Jannx said...

Very nice pictures of your Boston adventure. I'm looking forward to seeing more pictures. I told myself that one of these days I would take a trip to Boston.

A Paperback Writer said...

Cool library!
So, what do you think is in Grandpa Max's collection? Do you know what he wrote about? Anarchy? Or is this a different relative?
Spiffy stuff.

Max said...

Jannx,
Boston is a great place, being back there made me kind of homesick, even though I've lived in Utah most of my life. I don't see myself ever moving back there, I like Utah too much, but I am greateful for having spent my childhood there.

Writer,
Yup, Grandpa Max was the anarchist, his collection consists of copies of his underground anarchist paper (L'Adunata dei Refrattari) and corrospondence with other anarchists, including Sacco and Vanzetti, to Massachusettes anarchists that were railroaded for a murder.

A Paperback Writer said...

I just ran that through babelfish and it came out "Assembly of the Refractory ones," which sounds like a group of 8th graders being told they have to take CRTs.
I am amused.

Max said...

My grandfather is laughing in his grave! Or I should say laughing in his urn. I looked up refractory online, got this from Merriam-Webster Online;
Main Entry: 1re·frac·to·ry
Pronunciation: \ri-ˈfrak-t(ə-)rē\
Function: adjective
Etymology: alteration of refractary, from Latin refractarius, irregular from refragari to oppose, from re- + -fragari (as in suffragari to support with one's vote)
Date: 1606
1: resisting control or authority
(there is more, but I only put in the relevant definition). I've never looked up the definition before, just assumed it was some sort of factory, but now it really makes sense - anarchy & resisting control or authority.

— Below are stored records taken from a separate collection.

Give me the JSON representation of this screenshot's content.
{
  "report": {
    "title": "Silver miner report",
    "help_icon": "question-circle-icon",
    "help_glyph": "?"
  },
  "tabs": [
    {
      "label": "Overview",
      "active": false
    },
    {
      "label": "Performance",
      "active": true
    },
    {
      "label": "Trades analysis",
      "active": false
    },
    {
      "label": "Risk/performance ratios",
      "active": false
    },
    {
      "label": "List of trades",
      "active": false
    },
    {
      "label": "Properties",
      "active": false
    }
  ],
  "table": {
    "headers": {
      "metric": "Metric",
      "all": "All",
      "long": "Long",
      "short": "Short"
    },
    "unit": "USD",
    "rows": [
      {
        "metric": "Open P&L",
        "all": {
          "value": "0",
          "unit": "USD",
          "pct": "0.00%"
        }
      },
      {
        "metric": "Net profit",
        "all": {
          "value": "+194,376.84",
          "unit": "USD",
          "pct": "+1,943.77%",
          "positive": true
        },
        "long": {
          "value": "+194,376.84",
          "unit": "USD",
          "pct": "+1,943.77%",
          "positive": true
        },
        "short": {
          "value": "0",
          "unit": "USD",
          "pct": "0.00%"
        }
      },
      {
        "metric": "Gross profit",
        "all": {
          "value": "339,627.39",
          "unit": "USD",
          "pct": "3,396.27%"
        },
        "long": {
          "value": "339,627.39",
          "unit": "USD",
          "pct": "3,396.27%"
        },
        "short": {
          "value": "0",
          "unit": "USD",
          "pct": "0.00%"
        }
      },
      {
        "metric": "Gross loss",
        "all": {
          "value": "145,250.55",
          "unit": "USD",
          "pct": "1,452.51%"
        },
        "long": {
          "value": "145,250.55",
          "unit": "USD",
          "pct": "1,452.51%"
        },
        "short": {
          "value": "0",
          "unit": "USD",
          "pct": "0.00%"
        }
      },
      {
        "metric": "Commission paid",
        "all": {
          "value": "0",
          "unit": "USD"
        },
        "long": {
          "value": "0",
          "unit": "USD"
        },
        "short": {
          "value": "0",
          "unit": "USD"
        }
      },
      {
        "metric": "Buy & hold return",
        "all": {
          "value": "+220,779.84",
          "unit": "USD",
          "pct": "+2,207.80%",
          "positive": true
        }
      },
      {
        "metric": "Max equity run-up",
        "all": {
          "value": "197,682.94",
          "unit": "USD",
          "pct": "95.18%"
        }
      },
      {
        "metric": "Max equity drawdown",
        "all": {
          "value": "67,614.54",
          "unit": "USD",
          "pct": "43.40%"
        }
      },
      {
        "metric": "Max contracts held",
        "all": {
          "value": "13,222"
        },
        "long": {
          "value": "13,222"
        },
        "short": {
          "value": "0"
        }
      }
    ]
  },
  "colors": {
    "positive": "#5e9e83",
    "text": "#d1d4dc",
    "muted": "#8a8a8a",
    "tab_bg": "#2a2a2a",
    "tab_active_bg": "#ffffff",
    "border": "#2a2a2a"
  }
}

Or maybe he taught 8th grade in Italy and that was teh real family secret.....